On his breakout debut single, ‘Heaven’s Only Wishful’, the enigmatic Toronto singer-songwriter MORMOR (aka SETH NYQUIST) demonstrated a fully-formed ability to dwell in the spaces in-between genres in a way that set his vision apart from his contemporaries amongst Toronto’s rising soul scene. He continues to dwell in these spaces on the follow-up single, ‘Whatever Comes to Mind’, a track that gracefully meanders between dream-pop, indie rock and R&B.
Like his debut, ‘Whatever Comes to Mind’ subsumes heavy lyrical themes within light, crisp percussion, vintage organs and dreamy synths that combine in a nostalgic, delicate, seemingly carefree arrangement. But bubbling underneath, open, unresolved guitar chords introduce a sense of uncertainty into the arrangement, as MorMor’s anxiety comes into full focus on the swelling, pop-friendly chorus: “Whatever comes to mind that you can’t wish / I’m looking for a sign that you can’t miss.” Floating through wistful instrumentation, MorMor’s soulful falsetto caresses you through the ambivalence of life’s unpredictability underscoring the track.
This awareness of life’s ambivalent trajectory carries itself throughout MorMor’s entire vocal performance, with his off-kilter cadence and phrasing meandering through certain lines, seemingly dropping off halfway as he modulates through drawn-out syllables, and hurrying through others.
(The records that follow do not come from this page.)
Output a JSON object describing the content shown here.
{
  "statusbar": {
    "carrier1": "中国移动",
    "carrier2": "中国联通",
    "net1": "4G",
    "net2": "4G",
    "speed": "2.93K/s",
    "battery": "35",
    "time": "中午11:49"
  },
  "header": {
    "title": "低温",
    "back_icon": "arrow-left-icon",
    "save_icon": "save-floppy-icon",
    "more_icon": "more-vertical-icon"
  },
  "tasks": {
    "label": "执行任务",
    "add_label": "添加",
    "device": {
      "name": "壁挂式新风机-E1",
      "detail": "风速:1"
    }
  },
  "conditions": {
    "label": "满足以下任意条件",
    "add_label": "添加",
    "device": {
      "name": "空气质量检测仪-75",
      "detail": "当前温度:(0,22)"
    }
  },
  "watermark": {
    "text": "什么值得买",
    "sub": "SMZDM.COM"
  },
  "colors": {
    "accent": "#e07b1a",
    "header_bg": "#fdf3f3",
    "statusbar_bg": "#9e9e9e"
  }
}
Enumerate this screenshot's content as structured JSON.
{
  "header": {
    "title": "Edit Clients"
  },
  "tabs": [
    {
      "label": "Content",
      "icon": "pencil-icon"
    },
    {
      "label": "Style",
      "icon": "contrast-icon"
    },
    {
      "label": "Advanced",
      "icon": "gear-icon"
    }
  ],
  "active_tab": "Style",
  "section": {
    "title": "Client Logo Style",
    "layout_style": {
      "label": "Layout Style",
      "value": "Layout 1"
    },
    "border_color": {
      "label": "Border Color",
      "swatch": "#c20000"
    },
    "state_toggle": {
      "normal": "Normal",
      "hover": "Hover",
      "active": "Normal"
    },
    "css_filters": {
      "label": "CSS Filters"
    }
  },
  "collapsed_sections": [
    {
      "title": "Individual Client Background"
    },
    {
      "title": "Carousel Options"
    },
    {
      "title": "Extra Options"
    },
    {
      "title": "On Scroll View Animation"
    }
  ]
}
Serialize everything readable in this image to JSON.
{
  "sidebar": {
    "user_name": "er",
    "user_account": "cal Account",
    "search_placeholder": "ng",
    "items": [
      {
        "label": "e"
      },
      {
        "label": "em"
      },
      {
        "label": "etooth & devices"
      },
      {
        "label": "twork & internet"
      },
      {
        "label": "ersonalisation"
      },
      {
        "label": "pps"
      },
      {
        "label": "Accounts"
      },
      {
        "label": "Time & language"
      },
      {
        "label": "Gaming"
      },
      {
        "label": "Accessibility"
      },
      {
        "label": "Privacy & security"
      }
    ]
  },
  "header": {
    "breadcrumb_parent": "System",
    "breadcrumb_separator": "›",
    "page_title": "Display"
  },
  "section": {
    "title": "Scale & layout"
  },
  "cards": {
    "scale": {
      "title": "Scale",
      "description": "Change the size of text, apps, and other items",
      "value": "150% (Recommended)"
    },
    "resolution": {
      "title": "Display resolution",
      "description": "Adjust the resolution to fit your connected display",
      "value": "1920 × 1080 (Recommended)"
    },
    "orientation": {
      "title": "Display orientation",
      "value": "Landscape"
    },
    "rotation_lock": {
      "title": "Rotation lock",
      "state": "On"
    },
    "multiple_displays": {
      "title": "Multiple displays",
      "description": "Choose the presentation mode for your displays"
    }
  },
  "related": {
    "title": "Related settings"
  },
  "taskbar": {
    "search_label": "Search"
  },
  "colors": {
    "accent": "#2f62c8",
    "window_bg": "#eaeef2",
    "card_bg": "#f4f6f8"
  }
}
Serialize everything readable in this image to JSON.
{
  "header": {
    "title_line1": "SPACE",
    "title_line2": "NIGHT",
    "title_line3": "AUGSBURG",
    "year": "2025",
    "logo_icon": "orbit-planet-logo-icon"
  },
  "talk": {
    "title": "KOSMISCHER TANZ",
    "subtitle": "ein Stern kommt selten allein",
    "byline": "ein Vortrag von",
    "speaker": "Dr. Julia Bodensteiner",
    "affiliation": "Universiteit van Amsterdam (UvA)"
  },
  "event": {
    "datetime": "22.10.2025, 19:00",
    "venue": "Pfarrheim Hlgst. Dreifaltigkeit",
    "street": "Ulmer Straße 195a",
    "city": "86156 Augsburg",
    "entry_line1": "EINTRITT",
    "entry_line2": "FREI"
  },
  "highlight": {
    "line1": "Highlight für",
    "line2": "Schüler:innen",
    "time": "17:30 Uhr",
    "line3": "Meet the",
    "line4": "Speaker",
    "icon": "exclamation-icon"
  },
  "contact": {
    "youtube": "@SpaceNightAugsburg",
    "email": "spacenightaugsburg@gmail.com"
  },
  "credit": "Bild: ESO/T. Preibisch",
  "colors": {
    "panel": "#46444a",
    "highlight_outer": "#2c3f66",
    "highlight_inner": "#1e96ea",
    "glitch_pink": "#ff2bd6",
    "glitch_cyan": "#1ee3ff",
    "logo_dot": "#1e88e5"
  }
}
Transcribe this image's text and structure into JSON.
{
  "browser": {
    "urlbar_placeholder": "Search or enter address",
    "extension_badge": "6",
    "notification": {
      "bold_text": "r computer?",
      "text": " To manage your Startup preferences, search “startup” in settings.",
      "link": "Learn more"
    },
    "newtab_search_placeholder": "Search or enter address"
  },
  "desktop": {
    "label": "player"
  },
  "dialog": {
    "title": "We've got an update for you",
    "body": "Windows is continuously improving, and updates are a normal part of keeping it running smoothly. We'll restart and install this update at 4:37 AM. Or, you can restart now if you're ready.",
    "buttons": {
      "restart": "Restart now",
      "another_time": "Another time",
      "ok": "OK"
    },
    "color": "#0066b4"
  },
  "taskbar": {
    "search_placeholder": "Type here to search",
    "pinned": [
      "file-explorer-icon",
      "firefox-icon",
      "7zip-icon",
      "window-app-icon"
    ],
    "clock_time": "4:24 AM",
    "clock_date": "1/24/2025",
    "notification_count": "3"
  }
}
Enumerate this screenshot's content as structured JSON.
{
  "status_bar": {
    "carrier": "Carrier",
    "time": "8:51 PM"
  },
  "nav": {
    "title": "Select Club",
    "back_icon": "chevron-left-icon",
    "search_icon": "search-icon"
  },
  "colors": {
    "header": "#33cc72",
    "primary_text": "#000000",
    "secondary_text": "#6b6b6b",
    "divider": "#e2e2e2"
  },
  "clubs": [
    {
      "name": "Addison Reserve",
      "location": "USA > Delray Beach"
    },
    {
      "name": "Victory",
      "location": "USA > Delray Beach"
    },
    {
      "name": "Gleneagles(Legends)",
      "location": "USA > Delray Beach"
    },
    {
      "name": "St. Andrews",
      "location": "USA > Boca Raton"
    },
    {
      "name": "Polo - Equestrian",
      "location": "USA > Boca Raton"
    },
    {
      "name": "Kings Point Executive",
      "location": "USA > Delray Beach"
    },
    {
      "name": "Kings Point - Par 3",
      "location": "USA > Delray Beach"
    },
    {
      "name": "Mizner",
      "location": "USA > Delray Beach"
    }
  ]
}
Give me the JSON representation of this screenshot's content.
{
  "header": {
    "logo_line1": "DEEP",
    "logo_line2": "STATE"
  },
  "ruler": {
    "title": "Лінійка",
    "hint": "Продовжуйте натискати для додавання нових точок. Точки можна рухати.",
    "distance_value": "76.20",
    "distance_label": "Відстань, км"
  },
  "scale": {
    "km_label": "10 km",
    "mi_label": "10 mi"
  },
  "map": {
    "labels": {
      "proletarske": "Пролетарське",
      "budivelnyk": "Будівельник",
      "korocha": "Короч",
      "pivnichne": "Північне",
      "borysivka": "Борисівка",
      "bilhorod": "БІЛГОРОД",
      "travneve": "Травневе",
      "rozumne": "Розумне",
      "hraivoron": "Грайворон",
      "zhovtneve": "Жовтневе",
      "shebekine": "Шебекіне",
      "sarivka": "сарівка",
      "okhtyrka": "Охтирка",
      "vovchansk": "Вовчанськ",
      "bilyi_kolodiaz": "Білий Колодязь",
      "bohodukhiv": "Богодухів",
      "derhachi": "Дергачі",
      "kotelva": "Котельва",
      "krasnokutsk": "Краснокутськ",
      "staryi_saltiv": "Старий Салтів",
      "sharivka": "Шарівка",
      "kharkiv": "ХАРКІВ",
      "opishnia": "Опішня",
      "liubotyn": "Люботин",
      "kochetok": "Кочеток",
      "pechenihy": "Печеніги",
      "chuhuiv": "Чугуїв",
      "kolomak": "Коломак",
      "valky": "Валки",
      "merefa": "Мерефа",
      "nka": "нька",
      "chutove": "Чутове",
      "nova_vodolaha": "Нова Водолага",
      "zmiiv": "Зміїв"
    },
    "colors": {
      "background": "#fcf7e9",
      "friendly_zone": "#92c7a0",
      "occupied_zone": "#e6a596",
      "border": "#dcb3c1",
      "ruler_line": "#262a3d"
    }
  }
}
That his voice can sound both airy and anxiety-laden at the same time, that it can provide sanctuary to these dual emotions, and that you can hear MorMor’s indecision when he tests out his vocals at the start of the track marks his performance an impressive study in emotional dichotomies in and of itself.
Plug into the latest music with our FREE weekly newsletter
MorMor’s ‘Whatever Comes to Mind’ is a serenity prayer for modern anxiety: it gives you the serenity to accept the things you cannot change, but allows you permission to still feel anxious about those things that you cannot change regardless.
IMAGE: Jake Sherman